Activity - All of the data is to be printed again exactly as it appears.

Extracted records -
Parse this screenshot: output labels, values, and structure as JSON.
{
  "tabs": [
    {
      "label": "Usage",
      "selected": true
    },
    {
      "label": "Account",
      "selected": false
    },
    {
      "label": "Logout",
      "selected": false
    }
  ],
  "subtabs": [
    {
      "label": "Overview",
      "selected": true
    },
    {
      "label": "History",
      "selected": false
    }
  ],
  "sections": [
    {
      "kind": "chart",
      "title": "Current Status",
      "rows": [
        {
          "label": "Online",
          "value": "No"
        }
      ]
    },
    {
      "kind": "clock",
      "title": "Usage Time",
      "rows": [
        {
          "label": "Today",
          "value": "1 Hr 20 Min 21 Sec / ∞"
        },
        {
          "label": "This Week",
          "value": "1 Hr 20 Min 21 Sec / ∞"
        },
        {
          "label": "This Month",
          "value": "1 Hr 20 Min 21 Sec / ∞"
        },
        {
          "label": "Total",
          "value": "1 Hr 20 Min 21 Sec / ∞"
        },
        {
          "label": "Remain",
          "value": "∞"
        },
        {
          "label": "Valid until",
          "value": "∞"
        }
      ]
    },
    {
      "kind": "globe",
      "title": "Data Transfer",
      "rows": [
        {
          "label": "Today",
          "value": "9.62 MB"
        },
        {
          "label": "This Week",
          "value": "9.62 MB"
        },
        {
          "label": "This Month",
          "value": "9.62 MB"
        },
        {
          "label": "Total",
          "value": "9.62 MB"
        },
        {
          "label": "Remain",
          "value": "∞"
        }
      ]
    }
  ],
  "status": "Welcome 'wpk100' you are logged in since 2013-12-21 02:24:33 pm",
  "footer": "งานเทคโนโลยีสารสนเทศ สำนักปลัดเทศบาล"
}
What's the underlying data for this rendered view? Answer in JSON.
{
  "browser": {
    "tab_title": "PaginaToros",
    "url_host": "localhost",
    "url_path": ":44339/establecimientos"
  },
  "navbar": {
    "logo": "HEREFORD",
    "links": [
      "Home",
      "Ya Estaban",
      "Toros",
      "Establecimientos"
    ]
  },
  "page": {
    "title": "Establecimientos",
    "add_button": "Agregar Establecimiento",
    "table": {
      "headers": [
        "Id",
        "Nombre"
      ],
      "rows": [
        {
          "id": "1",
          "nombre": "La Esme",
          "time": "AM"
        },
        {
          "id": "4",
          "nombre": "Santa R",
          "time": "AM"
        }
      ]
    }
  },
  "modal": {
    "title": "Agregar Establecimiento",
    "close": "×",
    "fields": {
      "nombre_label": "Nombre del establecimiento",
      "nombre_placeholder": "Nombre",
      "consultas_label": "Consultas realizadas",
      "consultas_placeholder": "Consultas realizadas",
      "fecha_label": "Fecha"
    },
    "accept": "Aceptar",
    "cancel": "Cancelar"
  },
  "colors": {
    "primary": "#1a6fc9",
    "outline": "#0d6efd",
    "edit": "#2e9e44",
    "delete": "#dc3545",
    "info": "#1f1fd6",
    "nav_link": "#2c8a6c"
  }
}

Response below -
Parse this screenshot: output labels, values, and structure as JSON.
{
  "tabs": [
    {
      "label": "Usage",
      "selected": true
    },
    {
      "label": "Account",
      "selected": false
    },
    {
      "label": "Logout",
      "selected": false
    }
  ],
  "subtabs": [
    {
      "label": "Overview",
      "selected": true
    },
    {
      "label": "History",
      "selected": false
    }
  ],
  "sections": [
    {
      "kind": "chart",
      "title": "Current Status",
      "rows": [
        {
          "label": "Online",
          "value": "No"
        }
      ]
    },
    {
      "kind": "clock",
      "title": "Usage Time",
      "rows": [
        {
          "label": "Today",
          "value": "1 Hr 20 Min 21 Sec / ∞"
        },
        {
          "label": "This Week",
          "value": "1 Hr 20 Min 21 Sec / ∞"
        },
        {
          "label": "This Month",
          "value": "1 Hr 20 Min 21 Sec / ∞"
        },
        {
          "label": "Total",
          "value": "1 Hr 20 Min 21 Sec / ∞"
        },
        {
          "label": "Remain",
          "value": "∞"
        },
        {
          "label": "Valid until",
          "value": "∞"
        }
      ]
    },
    {
      "kind": "globe",
      "title": "Data Transfer",
      "rows": [
        {
          "label": "Today",
          "value": "9.62 MB"
        },
        {
          "label": "This Week",
          "value": "9.62 MB"
        },
        {
          "label": "This Month",
          "value": "9.62 MB"
        },
        {
          "label": "Total",
          "value": "9.62 MB"
        },
        {
          "label": "Remain",
          "value": "∞"
        }
      ]
    }
  ],
  "status": "Welcome 'wpk100' you are logged in since 2013-12-21 02:24:33 pm",
  "footer": "งานเทคโนโลยีสารสนเทศ สำนักปลัดเทศบาล"
}
What's the underlying data for this rendered view? Answer in JSON.
{
  "browser": {
    "tab_title": "PaginaToros",
    "url_host": "localhost",
    "url_path": ":44339/establecimientos"
  },
  "navbar": {
    "logo": "HEREFORD",
    "links": [
      "Home",
      "Ya Estaban",
      "Toros",
      "Establecimientos"
    ]
  },
  "page": {
    "title": "Establecimientos",
    "add_button": "Agregar Establecimiento",
    "table": {
      "headers": [
        "Id",
        "Nombre"
      ],
      "rows": [
        {
          "id": "1",
          "nombre": "La Esme",
          "time": "AM"
        },
        {
          "id": "4",
          "nombre": "Santa R",
          "time": "AM"
        }
      ]
    }
  },
  "modal": {
    "title": "Agregar Establecimiento",
    "close": "×",
    "fields": {
      "nombre_label": "Nombre del establecimiento",
      "nombre_placeholder": "Nombre",
      "consultas_label": "Consultas realizadas",
      "consultas_placeholder": "Consultas realizadas",
      "fecha_label": "Fecha"
    },
    "accept": "Aceptar",
    "cancel": "Cancelar"
  },
  "colors": {
    "primary": "#1a6fc9",
    "outline": "#0d6efd",
    "edit": "#2e9e44",
    "delete": "#dc3545",
    "info": "#1f1fd6",
    "nav_link": "#2c8a6c"
  }
}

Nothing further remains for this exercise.